Sheep, the gentle and woolly herbivores, have long been an integral part of human civilization. Their docility, versatility, and valuable wool have made them one of the most important domesticated animals in history. In this article, we will explore the origins of sheep, their evolutionary history, and their significant contributions to various societies throughout the ages.
The origins of sheep can be traced back thousands of years to wild sheep known as mouflon (Ovis orientalis) and urial (Ovis vignei), which inhabited mountainous regions of Europe and Asia. These wild ancestors possessed certain traits that made them suitable candidates for domestication, such as herding instincts, adaptability to various climates, and a tendency to follow a leader.
Domestication and Early Uses
The domestication of sheep is believed to have occurred around 10,000 years ago in Mesopotamia, which is present-day Iraq and parts of Syria and Turkey. The first domesticated sheep were likely reared for their meat, milk, and hides rather than for their wool, as their wild counterparts had short, coarse hair.
Sheep in Ancient Civilizations
Sheep quickly spread across various ancient civilizations, including those in Egypt, Greece, and Rome. In ancient Egypt, sheep were revered and depicted in artwork, and their importance extended to religious rituals. The Greeks and Romans also valued sheep for their meat and wool, and they even used sheepskin as parchment for writing.
Sheep in Medieval Europe
During the Middle Ages, sheep became central to the economy and culture of medieval Europe. The demand for wool surged, leading to the development of large-scale sheep farming. The English wool trade, for instance, played a significant role in the country’s economic growth, and the wealth generated from the wool industry helped finance the construction of magnificent cathedrals.
Over time, sheep have been selectively bred to exhibit specific traits, resulting in numerous distinct breeds. There are hundreds of sheep breeds worldwide, each adapted to different environments, climates, and uses. For example, Merino sheep, originating in Spain, are renowned for their fine wool, while the Scottish Blackface sheep are prized for their hardiness and ability to thrive in rugged terrains.
Sheep in Modern Times
Today, sheep continue to be an important part of agriculture, providing various resources to society.
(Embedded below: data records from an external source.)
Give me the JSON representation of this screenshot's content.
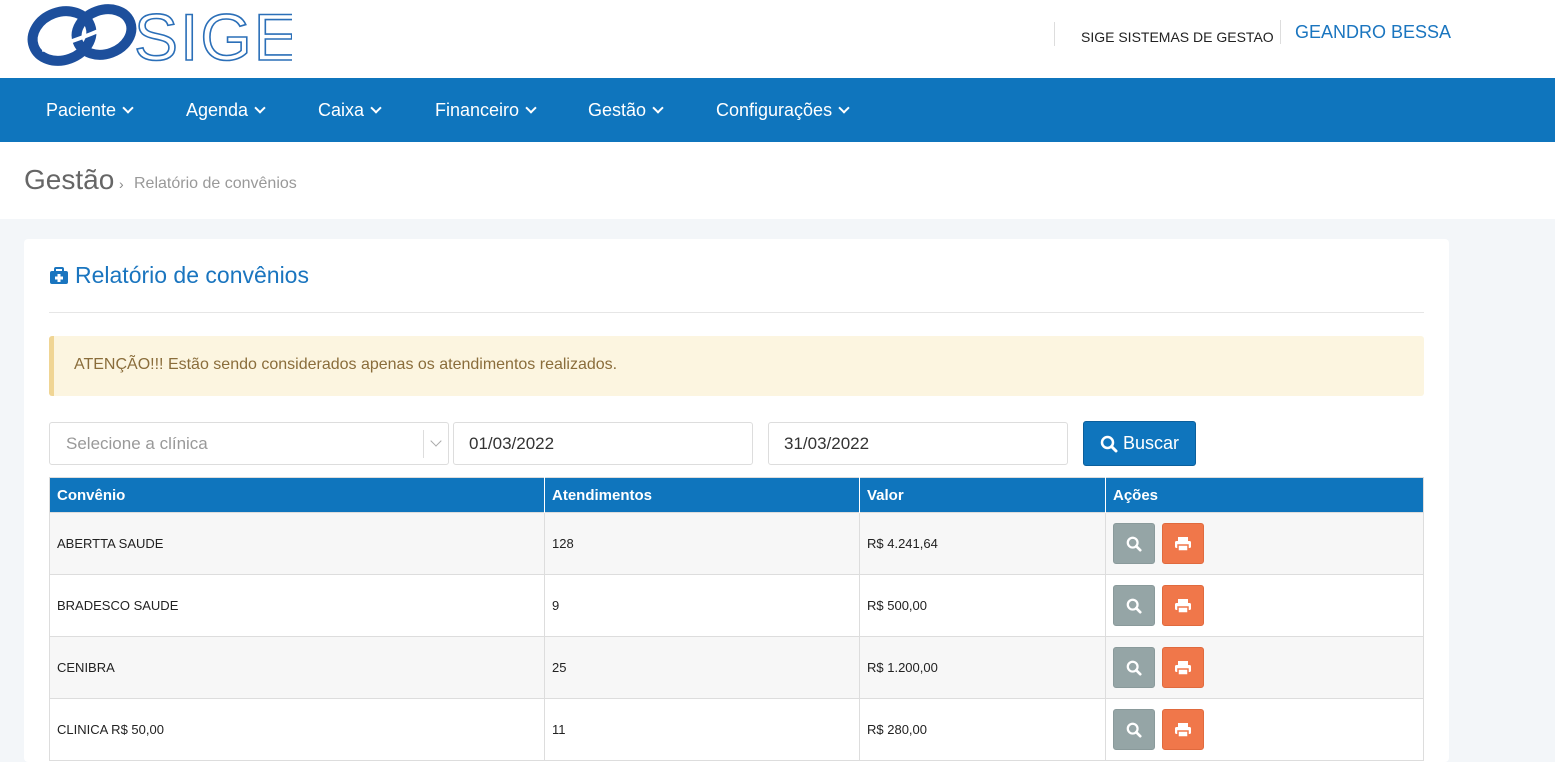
{
  "header": {
    "logo_text": "SIGE",
    "company": "SIGE SISTEMAS DE GESTAO",
    "user": "GEANDRO BESSA"
  },
  "nav": [
    {
      "label": "Paciente"
    },
    {
      "label": "Agenda"
    },
    {
      "label": "Caixa"
    },
    {
      "label": "Financeiro"
    },
    {
      "label": "Gestão"
    },
    {
      "label": "Configurações"
    }
  ],
  "breadcrumb": {
    "main": "Gestão",
    "separator": "›",
    "sub": "Relatório de convênios"
  },
  "card": {
    "title": "Relatório de convênios",
    "icon": "medkit-icon",
    "alert": "ATENÇÃO!!! Estão sendo considerados apenas os atendimentos realizados."
  },
  "filters": {
    "clinic_placeholder": "Selecione a clínica",
    "date_start": "01/03/2022",
    "date_end": "31/03/2022",
    "search_label": "Buscar"
  },
  "table": {
    "headers": [
      "Convênio",
      "Atendimentos",
      "Valor",
      "Ações"
    ],
    "rows": [
      {
        "convenio": "ABERTTA SAUDE",
        "atendimentos": "128",
        "valor": "R$ 4.241,64"
      },
      {
        "convenio": "BRADESCO SAUDE",
        "atendimentos": "9",
        "valor": "R$ 500,00"
      },
      {
        "convenio": "CENIBRA",
        "atendimentos": "25",
        "valor": "R$ 1.200,00"
      },
      {
        "convenio": "CLINICA R$ 50,00",
        "atendimentos": "11",
        "valor": "R$ 280,00"
      }
    ]
  },
  "colors": {
    "primary": "#0f75bd",
    "action_view": "#95a5a6",
    "action_print": "#f0774a",
    "alert_bg": "#fcf5e0"
  }
}
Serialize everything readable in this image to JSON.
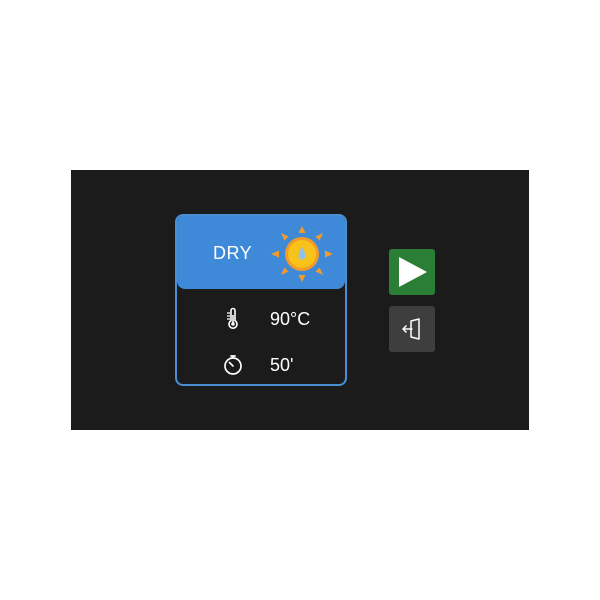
{
  "program": {
    "name": "DRY",
    "icon": "sun-icon",
    "temperature": "90°C",
    "temperature_icon": "thermometer-icon",
    "duration": "50'",
    "duration_icon": "timer-icon"
  },
  "controls": {
    "start_icon": "play-icon",
    "door_icon": "door-open-icon"
  },
  "colors": {
    "panel_background": "#1b1b1b",
    "accent_blue": "#3f8ad8",
    "start_green": "#2a7e35",
    "secondary_gray": "#3e3e3e",
    "sun_yellow": "#f7c21a",
    "sun_orange": "#f29b2a"
  }
}
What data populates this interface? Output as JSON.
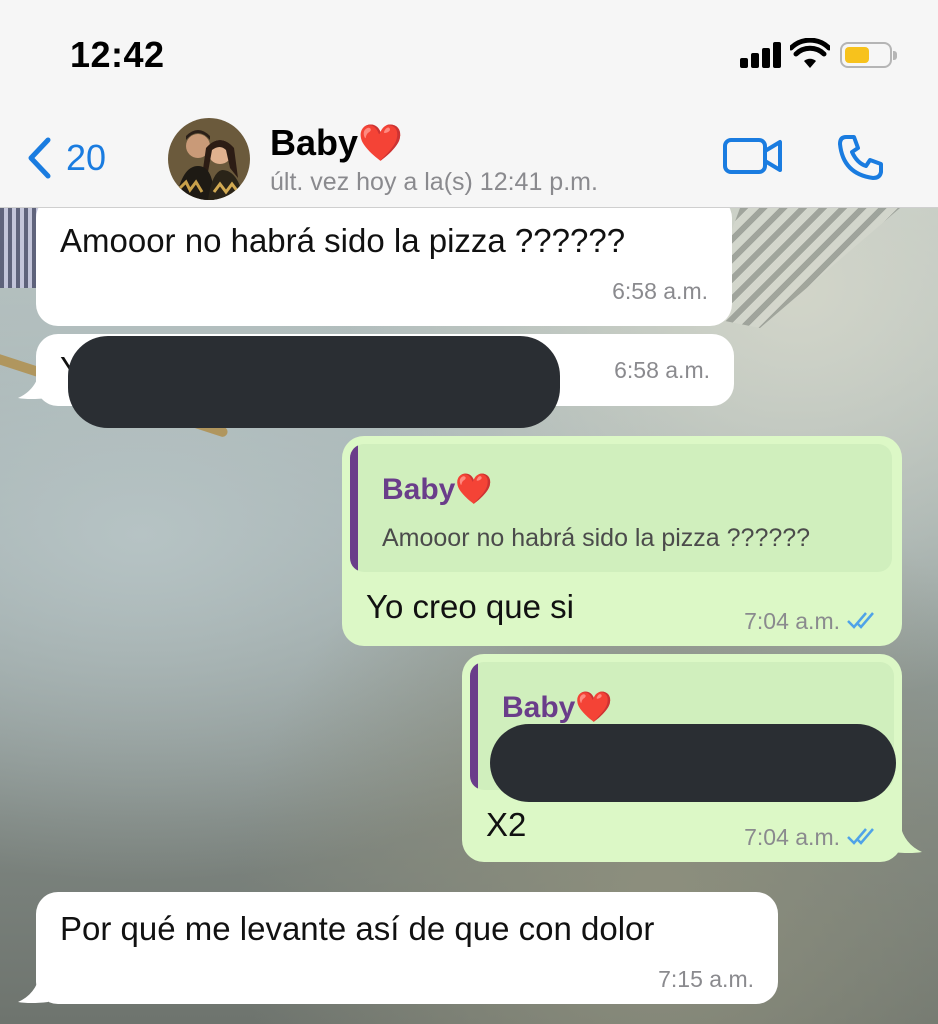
{
  "status_bar": {
    "time": "12:42"
  },
  "header": {
    "back_count": "20",
    "contact_name": "Baby",
    "contact_emoji": "❤️",
    "last_seen": "últ. vez hoy a la(s) 12:41 p.m."
  },
  "messages": [
    {
      "direction": "incoming",
      "text": "Amooor no habrá sido la pizza ??????",
      "time": "6:58 a.m."
    },
    {
      "direction": "incoming",
      "text": "Y",
      "time": "6:58 a.m.",
      "redacted": true
    },
    {
      "direction": "outgoing",
      "reply_to": {
        "name": "Baby",
        "emoji": "❤️",
        "text": "Amooor no habrá sido la pizza ??????"
      },
      "text": "Yo creo que si",
      "time": "7:04 a.m.",
      "status": "read"
    },
    {
      "direction": "outgoing",
      "reply_to": {
        "name": "Baby",
        "emoji": "❤️",
        "text": "",
        "redacted": true
      },
      "text": "X2",
      "time": "7:04 a.m.",
      "status": "read"
    },
    {
      "direction": "incoming",
      "text": "Por qué me levante así de que con dolor",
      "time": "7:15 a.m."
    }
  ],
  "colors": {
    "accent": "#1a7ce0",
    "incoming_bubble": "#ffffff",
    "outgoing_bubble": "#dcf8c6",
    "quote_name": "#6a3d8a",
    "read_ticks": "#4fa3e8"
  },
  "icons": [
    "back-chevron-icon",
    "video-call-icon",
    "phone-call-icon",
    "signal-icon",
    "wifi-icon",
    "battery-icon",
    "read-ticks-icon"
  ]
}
Wool remains a valuable commodity, used in the production of clothing, textiles, and carpets. Sheep milk is also utilized in the production of cheese, yogurt, and other dairy products. Additionally, sheep meat, commonly known as lamb or mutton, is consumed in many cultures around the world.
Sheep have played a crucial role in human history, from their domestication in ancient times to their present-day contributions. Their wool, milk, and meat have sustained and enriched civilizations throughout the ages. As we appreciate the gentle nature and remarkable adaptability of sheep, let us remember their enduring legacy as one of humanity’s oldest and most valuable domesticated animals.